SUPPLIED ENTRIES =>
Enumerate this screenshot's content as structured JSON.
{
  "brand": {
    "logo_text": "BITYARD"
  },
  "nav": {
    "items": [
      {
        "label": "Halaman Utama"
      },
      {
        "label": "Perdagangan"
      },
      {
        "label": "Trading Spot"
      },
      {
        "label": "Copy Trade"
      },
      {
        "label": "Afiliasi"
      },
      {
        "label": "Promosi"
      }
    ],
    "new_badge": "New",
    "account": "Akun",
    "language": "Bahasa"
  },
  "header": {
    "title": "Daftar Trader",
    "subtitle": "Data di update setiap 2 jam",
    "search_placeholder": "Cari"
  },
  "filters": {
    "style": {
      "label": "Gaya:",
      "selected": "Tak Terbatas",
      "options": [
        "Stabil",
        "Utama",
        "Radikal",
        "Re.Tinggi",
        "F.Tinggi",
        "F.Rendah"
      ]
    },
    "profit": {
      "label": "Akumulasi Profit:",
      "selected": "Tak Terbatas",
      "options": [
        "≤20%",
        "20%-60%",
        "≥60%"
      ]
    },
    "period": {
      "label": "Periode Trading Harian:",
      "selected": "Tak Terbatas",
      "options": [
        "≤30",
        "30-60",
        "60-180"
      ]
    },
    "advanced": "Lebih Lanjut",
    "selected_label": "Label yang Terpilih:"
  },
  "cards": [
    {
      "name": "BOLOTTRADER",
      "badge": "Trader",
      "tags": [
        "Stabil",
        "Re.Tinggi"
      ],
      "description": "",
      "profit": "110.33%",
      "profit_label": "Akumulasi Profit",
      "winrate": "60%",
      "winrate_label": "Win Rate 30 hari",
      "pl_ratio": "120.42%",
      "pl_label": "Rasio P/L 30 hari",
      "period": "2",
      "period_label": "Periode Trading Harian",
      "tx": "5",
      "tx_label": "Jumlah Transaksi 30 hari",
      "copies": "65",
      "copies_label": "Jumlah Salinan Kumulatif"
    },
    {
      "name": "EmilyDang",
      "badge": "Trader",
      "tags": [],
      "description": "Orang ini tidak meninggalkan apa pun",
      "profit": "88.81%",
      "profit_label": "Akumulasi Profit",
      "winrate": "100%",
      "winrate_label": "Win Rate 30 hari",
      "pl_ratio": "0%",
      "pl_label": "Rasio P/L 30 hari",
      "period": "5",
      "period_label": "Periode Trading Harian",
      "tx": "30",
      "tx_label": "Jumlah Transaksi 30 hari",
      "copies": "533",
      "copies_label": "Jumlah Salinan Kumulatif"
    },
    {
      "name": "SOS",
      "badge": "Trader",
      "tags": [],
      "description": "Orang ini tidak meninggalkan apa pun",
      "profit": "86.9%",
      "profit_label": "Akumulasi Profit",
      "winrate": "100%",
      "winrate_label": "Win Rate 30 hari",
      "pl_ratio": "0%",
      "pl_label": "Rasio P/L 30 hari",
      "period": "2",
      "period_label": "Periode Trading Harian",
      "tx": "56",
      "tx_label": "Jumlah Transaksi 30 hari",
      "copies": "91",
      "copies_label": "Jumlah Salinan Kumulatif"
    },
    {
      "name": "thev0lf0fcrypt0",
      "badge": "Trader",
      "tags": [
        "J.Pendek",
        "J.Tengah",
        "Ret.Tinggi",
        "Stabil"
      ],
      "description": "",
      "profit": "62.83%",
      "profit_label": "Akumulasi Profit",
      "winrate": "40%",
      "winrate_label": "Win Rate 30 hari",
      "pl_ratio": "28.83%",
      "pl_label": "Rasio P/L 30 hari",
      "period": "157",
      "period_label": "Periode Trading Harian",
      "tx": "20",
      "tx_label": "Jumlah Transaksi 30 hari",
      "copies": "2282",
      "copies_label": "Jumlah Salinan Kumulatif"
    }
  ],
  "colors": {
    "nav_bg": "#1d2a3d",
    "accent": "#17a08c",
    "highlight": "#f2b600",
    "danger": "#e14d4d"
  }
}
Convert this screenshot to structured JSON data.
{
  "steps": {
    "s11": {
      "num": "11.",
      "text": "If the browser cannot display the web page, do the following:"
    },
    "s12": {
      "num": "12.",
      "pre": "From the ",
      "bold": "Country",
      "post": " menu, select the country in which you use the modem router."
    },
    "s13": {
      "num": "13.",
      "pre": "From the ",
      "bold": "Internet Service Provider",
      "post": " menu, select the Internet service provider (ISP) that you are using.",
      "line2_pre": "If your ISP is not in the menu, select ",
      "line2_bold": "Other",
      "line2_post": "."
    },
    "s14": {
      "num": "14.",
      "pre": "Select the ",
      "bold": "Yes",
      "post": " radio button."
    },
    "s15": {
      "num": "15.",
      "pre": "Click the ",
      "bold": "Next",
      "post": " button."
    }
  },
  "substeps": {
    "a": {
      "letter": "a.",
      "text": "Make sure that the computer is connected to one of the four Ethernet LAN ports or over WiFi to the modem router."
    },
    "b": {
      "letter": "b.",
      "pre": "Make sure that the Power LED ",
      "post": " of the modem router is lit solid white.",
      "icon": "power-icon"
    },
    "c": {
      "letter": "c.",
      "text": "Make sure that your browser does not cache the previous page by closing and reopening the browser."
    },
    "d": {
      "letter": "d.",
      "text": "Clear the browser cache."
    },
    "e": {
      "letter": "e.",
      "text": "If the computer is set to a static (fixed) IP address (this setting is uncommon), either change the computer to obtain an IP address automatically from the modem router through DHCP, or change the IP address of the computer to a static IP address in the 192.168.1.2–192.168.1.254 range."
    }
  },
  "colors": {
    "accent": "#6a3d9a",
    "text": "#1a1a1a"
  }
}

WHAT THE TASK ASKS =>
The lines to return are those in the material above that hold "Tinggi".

ANSWER TO THE PROBLEM =>
        "Re.Tinggi",
        "F.Tinggi",
        "Re.Tinggi"
        "Ret.Tinggi",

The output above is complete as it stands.